Line by line, retype the material exactly and leave each picture out.

THE INPUT —
"""

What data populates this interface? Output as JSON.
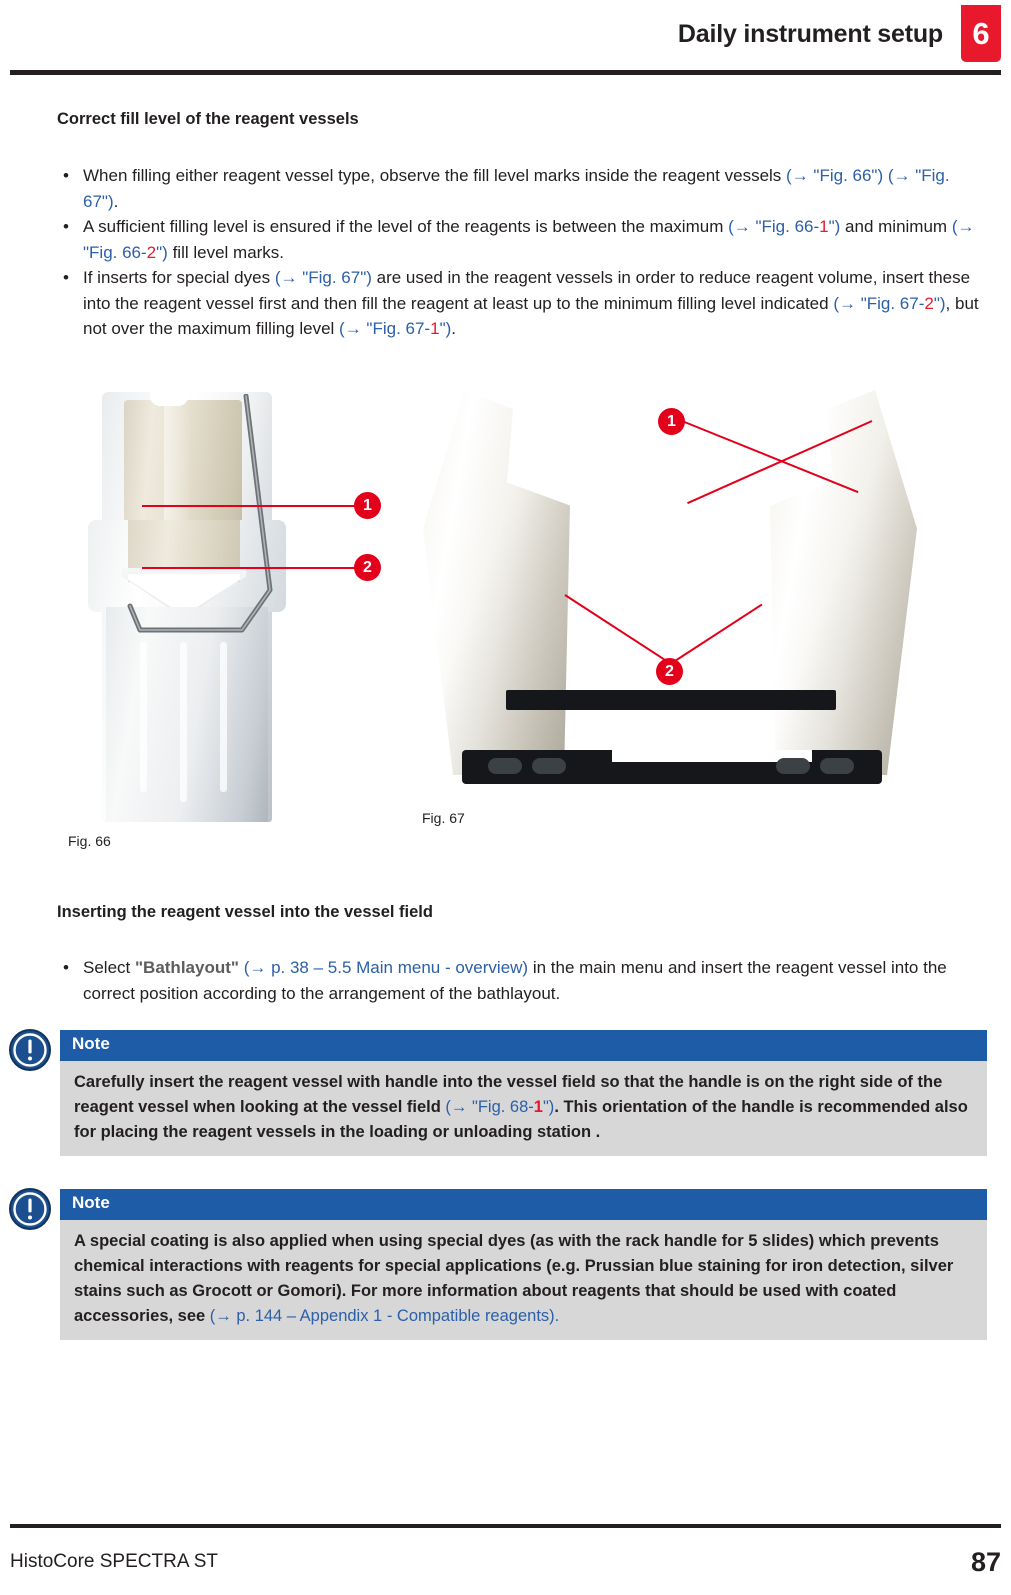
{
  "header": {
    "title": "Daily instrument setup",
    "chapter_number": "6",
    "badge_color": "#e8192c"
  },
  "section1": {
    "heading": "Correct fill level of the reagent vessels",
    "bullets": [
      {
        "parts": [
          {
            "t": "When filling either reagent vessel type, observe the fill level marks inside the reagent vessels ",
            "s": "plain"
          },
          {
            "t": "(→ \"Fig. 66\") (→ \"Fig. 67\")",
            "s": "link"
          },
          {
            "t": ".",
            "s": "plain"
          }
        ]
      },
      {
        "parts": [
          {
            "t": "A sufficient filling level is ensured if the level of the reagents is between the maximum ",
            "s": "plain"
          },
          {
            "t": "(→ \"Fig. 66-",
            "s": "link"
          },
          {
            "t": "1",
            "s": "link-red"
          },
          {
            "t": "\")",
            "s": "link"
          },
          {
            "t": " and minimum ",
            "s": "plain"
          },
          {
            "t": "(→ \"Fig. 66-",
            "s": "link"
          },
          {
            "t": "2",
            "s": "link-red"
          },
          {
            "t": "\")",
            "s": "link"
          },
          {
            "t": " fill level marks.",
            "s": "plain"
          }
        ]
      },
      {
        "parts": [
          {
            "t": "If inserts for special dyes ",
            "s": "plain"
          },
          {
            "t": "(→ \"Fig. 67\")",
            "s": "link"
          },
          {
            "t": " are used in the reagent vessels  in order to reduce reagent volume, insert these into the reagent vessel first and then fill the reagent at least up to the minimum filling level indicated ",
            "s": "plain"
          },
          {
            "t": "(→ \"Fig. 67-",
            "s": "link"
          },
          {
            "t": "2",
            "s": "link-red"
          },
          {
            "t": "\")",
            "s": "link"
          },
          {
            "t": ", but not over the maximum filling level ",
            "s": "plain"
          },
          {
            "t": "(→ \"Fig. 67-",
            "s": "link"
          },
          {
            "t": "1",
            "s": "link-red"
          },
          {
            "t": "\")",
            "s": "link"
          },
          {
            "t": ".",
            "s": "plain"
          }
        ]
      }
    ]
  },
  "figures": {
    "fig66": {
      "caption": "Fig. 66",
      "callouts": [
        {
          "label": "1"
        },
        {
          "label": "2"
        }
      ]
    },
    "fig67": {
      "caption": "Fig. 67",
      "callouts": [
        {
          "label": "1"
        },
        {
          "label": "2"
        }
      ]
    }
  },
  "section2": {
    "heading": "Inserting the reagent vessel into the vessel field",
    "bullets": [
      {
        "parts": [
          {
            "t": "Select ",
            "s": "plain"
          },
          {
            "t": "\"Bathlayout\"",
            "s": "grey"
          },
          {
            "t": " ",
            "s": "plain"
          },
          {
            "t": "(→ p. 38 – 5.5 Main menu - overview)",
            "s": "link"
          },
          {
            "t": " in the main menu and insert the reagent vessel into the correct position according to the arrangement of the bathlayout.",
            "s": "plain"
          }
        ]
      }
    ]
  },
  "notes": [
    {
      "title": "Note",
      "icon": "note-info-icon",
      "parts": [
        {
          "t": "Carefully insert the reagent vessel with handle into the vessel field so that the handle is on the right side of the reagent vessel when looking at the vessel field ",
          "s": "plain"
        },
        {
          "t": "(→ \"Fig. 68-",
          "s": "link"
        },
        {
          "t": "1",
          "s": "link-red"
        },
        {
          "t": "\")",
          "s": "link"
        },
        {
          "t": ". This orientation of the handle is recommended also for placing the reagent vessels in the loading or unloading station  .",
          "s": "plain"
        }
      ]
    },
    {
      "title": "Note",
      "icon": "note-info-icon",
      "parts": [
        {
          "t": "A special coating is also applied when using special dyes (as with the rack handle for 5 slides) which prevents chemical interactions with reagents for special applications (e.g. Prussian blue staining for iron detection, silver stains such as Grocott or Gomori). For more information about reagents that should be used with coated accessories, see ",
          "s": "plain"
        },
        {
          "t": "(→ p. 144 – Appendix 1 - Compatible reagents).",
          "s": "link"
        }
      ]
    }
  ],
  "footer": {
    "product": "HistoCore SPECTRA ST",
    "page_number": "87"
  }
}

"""

EXERCISE RESPONSE —
What data populates this interface? Output as JSON.
{
  "header": {
    "title": "Daily instrument setup",
    "chapter_number": "6",
    "badge_color": "#e8192c"
  },
  "section1": {
    "heading": "Correct fill level of the reagent vessels",
    "bullets": [
      {
        "parts": [
          {
            "t": "When filling either reagent vessel type, observe the fill level marks inside the reagent vessels ",
            "s": "plain"
          },
          {
            "t": "(→ \"Fig. 66\") (→ \"Fig. 67\")",
            "s": "link"
          },
          {
            "t": ".",
            "s": "plain"
          }
        ]
      },
      {
        "parts": [
          {
            "t": "A sufficient filling level is ensured if the level of the reagents is between the maximum ",
            "s": "plain"
          },
          {
            "t": "(→ \"Fig. 66-",
            "s": "link"
          },
          {
            "t": "1",
            "s": "link-red"
          },
          {
            "t": "\")",
            "s": "link"
          },
          {
            "t": " and minimum ",
            "s": "plain"
          },
          {
            "t": "(→ \"Fig. 66-",
            "s": "link"
          },
          {
            "t": "2",
            "s": "link-red"
          },
          {
            "t": "\")",
            "s": "link"
          },
          {
            "t": " fill level marks.",
            "s": "plain"
          }
        ]
      },
      {
        "parts": [
          {
            "t": "If inserts for special dyes ",
            "s": "plain"
          },
          {
            "t": "(→ \"Fig. 67\")",
            "s": "link"
          },
          {
            "t": " are used in the reagent vessels  in order to reduce reagent volume, insert these into the reagent vessel first and then fill the reagent at least up to the minimum filling level indicated ",
            "s": "plain"
          },
          {
            "t": "(→ \"Fig. 67-",
            "s": "link"
          },
          {
            "t": "2",
            "s": "link-red"
          },
          {
            "t": "\")",
            "s": "link"
          },
          {
            "t": ", but not over the maximum filling level ",
            "s": "plain"
          },
          {
            "t": "(→ \"Fig. 67-",
            "s": "link"
          },
          {
            "t": "1",
            "s": "link-red"
          },
          {
            "t": "\")",
            "s": "link"
          },
          {
            "t": ".",
            "s": "plain"
          }
        ]
      }
    ]
  },
  "figures": {
    "fig66": {
      "caption": "Fig. 66",
      "callouts": [
        {
          "label": "1"
        },
        {
          "label": "2"
        }
      ]
    },
    "fig67": {
      "caption": "Fig. 67",
      "callouts": [
        {
          "label": "1"
        },
        {
          "label": "2"
        }
      ]
    }
  },
  "section2": {
    "heading": "Inserting the reagent vessel into the vessel field",
    "bullets": [
      {
        "parts": [
          {
            "t": "Select ",
            "s": "plain"
          },
          {
            "t": "\"Bathlayout\"",
            "s": "grey"
          },
          {
            "t": " ",
            "s": "plain"
          },
          {
            "t": "(→ p. 38 – 5.5 Main menu - overview)",
            "s": "link"
          },
          {
            "t": " in the main menu and insert the reagent vessel into the correct position according to the arrangement of the bathlayout.",
            "s": "plain"
          }
        ]
      }
    ]
  },
  "notes": [
    {
      "title": "Note",
      "icon": "note-info-icon",
      "parts": [
        {
          "t": "Carefully insert the reagent vessel with handle into the vessel field so that the handle is on the right side of the reagent vessel when looking at the vessel field ",
          "s": "plain"
        },
        {
          "t": "(→ \"Fig. 68-",
          "s": "link"
        },
        {
          "t": "1",
          "s": "link-red"
        },
        {
          "t": "\")",
          "s": "link"
        },
        {
          "t": ". This orientation of the handle is recommended also for placing the reagent vessels in the loading or unloading station  .",
          "s": "plain"
        }
      ]
    },
    {
      "title": "Note",
      "icon": "note-info-icon",
      "parts": [
        {
          "t": "A special coating is also applied when using special dyes (as with the rack handle for 5 slides) which prevents chemical interactions with reagents for special applications (e.g. Prussian blue staining for iron detection, silver stains such as Grocott or Gomori). For more information about reagents that should be used with coated accessories, see ",
          "s": "plain"
        },
        {
          "t": "(→ p. 144 – Appendix 1 - Compatible reagents).",
          "s": "link"
        }
      ]
    }
  ],
  "footer": {
    "product": "HistoCore SPECTRA ST",
    "page_number": "87"
  }
}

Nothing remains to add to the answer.